Any community that is interested in establishing an LHD or LHP can gain assistance from the Historic Preservation & Museums Division of the Connecticut Commission on Culture & Tourism (CCT).
CCT, operating as the State Historic Preservation Office (SHPO), reviews and approves all Study Committee reports and local historic preservation ordinances. The experienced and knowledgeable staff at CCT can provide technical consultation and on-site assistance in determining potential district boundaries, organizing reports, and presenting information to property owners and residents.
Questions and Answers About Local Historic Districts
Prepared by the Connecticut Commission on Culture & Tourism
1. What Is the Basic Purpose of a Local Historic District?
The local historic designation is intended to preserve and protect the distinctive characteristics of buildings and places of historical and architectural significance to the community.
2. What Are the Benefits to Property Owners of a Local Historic District?
Statewide and nationally, experience demonstrates that the existence of a Local Historic District (LHD) creates community pride, fosters neighborhood stabilization, and enhances the appearance and authentic historic character of a designated area.
3. How Is a Local Historic District Established?
Under state law, an interested group of citizens may request that an LHD Study Committee be appointed by the municipality to investigate the potential for a district and to prepare a report.
4. What Happens When the Study Committee Finishes Its Report?
The report is submitted to the local government, the local planning and zoning authority, and CCT for review and comment. A public hearing is held to allow all interested citizens an opportunity to comment on the report.
5. Can a Local Historic District Be Established Without the Consent of the Property Owners?
No. State law requires a referendum among property owners in the proposed district. Two-thirds of those voting must approve of district status. The results of the referendum go to the municipal legislative body for final approval.
6. What Happens When the Municipality Approves the Establishment of a Local Historic District?
The Historic District Commission (HDC) of five regular and three alternate members is appointed by the municipal government.
7. How Does the Local Historic District Affect Property Owners?
Any proposed exterior changes to a property which are visible from the public right-of-way are legally subject to review and approval by the Historic District Commission. Changes include new construction as well as demolition activity. After an owner submits an application for the HDC’s agenda, a formal public hearing is held. In its review, the HDC considers (1) the impact of the proposed changes and (2) the appropriateness of the change to the character of the district. After the formal hearing, at its regular meeting, the HDC reaches a decision. If it finds the proposed change appropriate, it issues a certificate of appropriateness.
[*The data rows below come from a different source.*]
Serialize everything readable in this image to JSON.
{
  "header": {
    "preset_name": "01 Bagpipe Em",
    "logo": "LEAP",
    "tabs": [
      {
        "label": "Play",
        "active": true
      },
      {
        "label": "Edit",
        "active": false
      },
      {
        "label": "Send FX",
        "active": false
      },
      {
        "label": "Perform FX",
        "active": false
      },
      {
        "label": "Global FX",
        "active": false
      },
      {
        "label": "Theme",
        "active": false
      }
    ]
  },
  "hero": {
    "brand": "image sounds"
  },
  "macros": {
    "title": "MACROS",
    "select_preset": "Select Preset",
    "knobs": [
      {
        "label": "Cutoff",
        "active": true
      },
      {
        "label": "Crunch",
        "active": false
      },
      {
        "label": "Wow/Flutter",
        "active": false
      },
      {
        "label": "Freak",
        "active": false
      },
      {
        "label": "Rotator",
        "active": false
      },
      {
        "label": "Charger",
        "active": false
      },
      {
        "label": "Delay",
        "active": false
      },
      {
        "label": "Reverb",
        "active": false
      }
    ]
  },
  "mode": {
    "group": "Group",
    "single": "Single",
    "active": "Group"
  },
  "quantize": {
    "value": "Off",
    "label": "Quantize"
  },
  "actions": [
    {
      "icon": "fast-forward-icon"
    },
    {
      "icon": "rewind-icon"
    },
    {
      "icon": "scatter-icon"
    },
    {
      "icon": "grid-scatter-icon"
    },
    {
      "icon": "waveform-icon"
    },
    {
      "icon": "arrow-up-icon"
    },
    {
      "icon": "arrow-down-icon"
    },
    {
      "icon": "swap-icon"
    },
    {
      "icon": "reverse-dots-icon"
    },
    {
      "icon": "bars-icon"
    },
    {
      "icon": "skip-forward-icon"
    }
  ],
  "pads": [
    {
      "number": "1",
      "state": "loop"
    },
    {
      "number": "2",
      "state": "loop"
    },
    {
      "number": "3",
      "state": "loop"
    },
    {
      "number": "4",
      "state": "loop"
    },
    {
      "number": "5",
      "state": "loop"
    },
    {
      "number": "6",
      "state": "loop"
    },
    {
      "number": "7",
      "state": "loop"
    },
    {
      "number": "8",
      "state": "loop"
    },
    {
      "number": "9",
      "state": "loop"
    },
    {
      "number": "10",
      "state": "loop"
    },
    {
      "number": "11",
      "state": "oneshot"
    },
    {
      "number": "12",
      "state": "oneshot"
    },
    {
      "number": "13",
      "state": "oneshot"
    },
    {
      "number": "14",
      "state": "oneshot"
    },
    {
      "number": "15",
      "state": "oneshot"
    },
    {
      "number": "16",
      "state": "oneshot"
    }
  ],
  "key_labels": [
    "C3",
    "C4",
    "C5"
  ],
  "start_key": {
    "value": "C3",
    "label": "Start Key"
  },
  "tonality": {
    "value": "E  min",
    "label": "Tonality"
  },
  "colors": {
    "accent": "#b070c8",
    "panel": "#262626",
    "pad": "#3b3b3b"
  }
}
Work may then proceed contingent upon other town requirements such as building permits, building codes, or zoning approvals.
8. Does the Historic District Commission Control the Use of Buildings?
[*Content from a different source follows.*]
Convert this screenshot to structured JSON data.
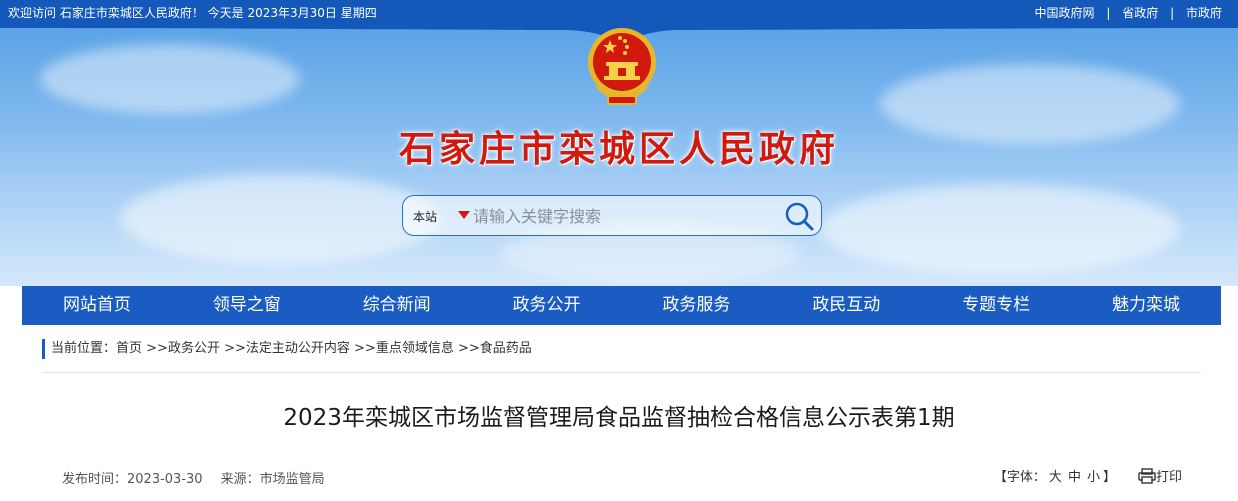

No. Use is controlled by municipal zoning regulations where such regulations are in effect.
9. What If a Property Owner Wants to Alter the Interior of a Building?
Any change can be made to the interior of a building without approval of the HDC.
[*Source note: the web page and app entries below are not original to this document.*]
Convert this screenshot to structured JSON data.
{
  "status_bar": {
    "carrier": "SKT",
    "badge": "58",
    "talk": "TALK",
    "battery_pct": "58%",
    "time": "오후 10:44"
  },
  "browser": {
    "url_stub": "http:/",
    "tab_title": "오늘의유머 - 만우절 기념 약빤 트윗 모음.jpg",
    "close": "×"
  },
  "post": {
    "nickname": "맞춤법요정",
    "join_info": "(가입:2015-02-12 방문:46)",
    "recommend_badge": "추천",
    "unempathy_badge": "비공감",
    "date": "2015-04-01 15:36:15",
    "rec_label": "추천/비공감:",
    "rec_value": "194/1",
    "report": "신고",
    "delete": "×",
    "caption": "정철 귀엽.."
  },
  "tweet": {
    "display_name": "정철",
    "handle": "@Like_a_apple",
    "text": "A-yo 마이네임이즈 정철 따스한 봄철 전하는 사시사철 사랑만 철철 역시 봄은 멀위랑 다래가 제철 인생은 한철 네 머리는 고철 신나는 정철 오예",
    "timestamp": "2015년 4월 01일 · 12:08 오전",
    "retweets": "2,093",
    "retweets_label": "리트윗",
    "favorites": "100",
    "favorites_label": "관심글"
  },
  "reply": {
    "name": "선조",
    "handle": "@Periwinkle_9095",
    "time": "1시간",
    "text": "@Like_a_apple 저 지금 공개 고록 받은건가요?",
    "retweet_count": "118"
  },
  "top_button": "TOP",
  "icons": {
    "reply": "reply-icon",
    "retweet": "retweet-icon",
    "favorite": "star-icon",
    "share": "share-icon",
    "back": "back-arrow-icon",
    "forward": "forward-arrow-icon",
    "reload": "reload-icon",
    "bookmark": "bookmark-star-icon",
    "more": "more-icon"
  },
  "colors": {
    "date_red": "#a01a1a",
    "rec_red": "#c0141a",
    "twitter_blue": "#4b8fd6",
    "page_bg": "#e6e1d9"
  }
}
10. What About Building Maintenance and Paint Colors?
The HDC has no authority over paint color or any work that is commonly considered routine maintenance and repair.
11. Would Property Owners Have Anything to Say About How an Historic District Commission Discharges its Duties?
Each application to the HDC requires a public hearing and notice of such a hearing. Property owners may attend the hearings and express their opinions.
12. What Is the Historic District Commission’s Role Regarding New Construction in the Local Historic District?
The HDC rules only on the appropriateness of proposed new construction. This requirement does not mean that all new construction must be historic in design or appearance.
13. Can a Property Owner Appeal a Decision of the Historic District Commission?
Yes. Appeals can be made to the superior court for the judicial district in which the municipality is located.
14. Can the Local Historic District Status Be Repealed?
Yes. The ordinance creating the LHD can be repealed by the city or town in the same manner as any other municipal ordinance.
For more information, contact the Connecticut Commission on Culture & Tourism, OneConstitution Plaza, 2nd floor, Hartford, CT 06103; telephone 860-256-2800.